Insider trading, regulation and the components of the Bid-Ask Spread
Insiders pose a risk to providers of liquidity, who require compensation for this and consequentially widen spreads. In this paper we investigate the relationship between insider trading regulation and the cost of trading by decomposing the components of the spread before and after the enactment of strict new laws. We find a significant decrease in information asymmetry, which is mainly observed in illiquid and high prechange information asymmetry companies. Results are robust to model specification. We also see a decrease in the contribution of information asymmetry to price volatility.

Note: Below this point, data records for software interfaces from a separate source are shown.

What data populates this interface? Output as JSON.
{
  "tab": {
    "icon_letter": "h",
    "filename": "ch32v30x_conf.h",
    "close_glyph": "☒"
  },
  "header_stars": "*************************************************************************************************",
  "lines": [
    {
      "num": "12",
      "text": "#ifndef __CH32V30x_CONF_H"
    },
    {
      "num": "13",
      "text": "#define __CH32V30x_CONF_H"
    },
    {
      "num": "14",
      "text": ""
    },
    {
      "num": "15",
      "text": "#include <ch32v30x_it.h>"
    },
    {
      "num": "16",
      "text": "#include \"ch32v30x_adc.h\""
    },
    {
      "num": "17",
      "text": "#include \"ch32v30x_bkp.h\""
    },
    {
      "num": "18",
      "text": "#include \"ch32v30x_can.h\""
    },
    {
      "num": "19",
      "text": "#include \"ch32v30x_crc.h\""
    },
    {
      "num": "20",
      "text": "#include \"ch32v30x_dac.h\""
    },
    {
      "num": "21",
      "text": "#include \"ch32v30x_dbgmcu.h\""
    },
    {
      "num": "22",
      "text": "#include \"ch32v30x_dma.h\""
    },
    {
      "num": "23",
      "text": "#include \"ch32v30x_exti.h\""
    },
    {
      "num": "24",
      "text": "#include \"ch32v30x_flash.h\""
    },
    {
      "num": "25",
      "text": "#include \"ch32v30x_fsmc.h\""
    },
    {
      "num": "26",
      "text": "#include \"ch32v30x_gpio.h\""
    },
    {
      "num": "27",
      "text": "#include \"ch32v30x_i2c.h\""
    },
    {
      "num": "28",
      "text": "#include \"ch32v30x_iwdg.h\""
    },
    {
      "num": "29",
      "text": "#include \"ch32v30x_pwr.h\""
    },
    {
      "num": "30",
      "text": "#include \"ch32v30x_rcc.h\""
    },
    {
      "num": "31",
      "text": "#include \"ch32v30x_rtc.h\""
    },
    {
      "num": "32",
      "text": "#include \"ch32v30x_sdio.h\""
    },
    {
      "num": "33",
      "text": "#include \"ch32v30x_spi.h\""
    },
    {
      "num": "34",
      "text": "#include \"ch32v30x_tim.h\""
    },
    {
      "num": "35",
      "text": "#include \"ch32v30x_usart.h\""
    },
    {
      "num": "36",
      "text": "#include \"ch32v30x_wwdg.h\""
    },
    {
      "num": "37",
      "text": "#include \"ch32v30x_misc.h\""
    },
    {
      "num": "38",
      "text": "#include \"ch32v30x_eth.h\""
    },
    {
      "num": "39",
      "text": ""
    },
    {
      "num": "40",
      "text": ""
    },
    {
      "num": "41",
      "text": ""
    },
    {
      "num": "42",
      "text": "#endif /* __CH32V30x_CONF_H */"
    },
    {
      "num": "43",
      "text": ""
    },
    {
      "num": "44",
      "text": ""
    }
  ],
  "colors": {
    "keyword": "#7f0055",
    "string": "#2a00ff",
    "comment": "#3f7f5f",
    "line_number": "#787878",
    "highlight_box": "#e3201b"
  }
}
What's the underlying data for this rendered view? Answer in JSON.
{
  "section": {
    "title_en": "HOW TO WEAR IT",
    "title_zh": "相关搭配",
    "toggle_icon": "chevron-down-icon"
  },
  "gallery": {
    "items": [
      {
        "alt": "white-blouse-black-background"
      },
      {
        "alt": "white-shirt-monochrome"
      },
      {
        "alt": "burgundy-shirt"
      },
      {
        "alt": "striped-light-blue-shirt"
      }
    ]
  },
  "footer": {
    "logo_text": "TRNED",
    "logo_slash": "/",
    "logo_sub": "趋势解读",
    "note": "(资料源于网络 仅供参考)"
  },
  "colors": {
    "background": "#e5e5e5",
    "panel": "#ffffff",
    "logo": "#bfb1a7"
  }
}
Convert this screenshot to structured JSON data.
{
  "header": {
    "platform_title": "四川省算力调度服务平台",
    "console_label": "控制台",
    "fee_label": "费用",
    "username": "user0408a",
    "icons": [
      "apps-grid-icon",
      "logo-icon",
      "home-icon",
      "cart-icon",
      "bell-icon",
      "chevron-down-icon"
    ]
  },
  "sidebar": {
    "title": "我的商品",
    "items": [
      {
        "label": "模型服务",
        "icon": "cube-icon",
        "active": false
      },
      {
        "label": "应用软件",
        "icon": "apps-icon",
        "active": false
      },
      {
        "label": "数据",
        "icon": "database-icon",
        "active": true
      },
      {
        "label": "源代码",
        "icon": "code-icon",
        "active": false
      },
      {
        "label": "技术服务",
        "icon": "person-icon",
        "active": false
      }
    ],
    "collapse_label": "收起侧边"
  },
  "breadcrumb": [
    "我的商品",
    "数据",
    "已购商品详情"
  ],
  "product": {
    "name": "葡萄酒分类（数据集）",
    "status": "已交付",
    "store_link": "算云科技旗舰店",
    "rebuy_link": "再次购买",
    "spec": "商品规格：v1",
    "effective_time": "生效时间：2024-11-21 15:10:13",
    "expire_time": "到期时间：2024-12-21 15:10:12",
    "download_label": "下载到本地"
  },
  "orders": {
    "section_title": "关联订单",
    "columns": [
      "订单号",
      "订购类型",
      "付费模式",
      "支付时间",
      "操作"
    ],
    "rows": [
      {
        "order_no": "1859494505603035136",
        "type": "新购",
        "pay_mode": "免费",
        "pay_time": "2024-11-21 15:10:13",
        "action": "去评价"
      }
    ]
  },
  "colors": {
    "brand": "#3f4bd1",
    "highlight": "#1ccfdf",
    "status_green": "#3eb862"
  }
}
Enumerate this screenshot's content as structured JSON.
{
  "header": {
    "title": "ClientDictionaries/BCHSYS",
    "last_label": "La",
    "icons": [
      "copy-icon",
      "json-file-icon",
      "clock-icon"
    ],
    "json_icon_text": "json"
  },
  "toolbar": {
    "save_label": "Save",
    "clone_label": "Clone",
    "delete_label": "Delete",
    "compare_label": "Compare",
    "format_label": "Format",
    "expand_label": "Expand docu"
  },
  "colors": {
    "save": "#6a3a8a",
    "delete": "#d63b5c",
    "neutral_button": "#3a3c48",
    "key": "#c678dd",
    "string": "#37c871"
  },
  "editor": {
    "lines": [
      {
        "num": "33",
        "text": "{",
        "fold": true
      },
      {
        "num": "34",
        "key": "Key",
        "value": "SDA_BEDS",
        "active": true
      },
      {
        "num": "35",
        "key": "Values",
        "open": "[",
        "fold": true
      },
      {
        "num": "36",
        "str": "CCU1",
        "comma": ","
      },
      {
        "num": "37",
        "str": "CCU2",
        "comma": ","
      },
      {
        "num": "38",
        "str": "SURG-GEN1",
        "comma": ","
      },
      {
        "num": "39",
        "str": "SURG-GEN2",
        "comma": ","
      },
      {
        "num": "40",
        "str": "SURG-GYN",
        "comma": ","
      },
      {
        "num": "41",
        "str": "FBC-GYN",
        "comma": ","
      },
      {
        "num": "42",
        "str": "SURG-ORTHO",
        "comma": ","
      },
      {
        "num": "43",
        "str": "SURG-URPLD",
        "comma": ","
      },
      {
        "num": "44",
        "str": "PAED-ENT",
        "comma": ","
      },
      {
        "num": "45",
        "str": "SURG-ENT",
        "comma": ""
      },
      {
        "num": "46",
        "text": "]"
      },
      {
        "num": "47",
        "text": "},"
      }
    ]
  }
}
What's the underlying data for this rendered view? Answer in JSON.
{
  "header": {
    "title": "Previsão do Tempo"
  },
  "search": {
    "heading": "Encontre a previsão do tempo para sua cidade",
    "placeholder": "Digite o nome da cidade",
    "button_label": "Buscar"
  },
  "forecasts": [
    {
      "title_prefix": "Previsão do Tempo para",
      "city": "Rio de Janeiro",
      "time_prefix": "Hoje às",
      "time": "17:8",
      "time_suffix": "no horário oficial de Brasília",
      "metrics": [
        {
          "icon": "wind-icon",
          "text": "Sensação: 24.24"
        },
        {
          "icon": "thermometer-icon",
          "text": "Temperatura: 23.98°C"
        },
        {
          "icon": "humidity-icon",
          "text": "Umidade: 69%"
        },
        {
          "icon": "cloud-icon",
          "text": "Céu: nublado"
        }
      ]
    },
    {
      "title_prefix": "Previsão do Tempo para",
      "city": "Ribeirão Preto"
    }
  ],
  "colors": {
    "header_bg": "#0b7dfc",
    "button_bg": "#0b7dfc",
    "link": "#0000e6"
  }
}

Overall, our results may have implications for markets with similar characteristics.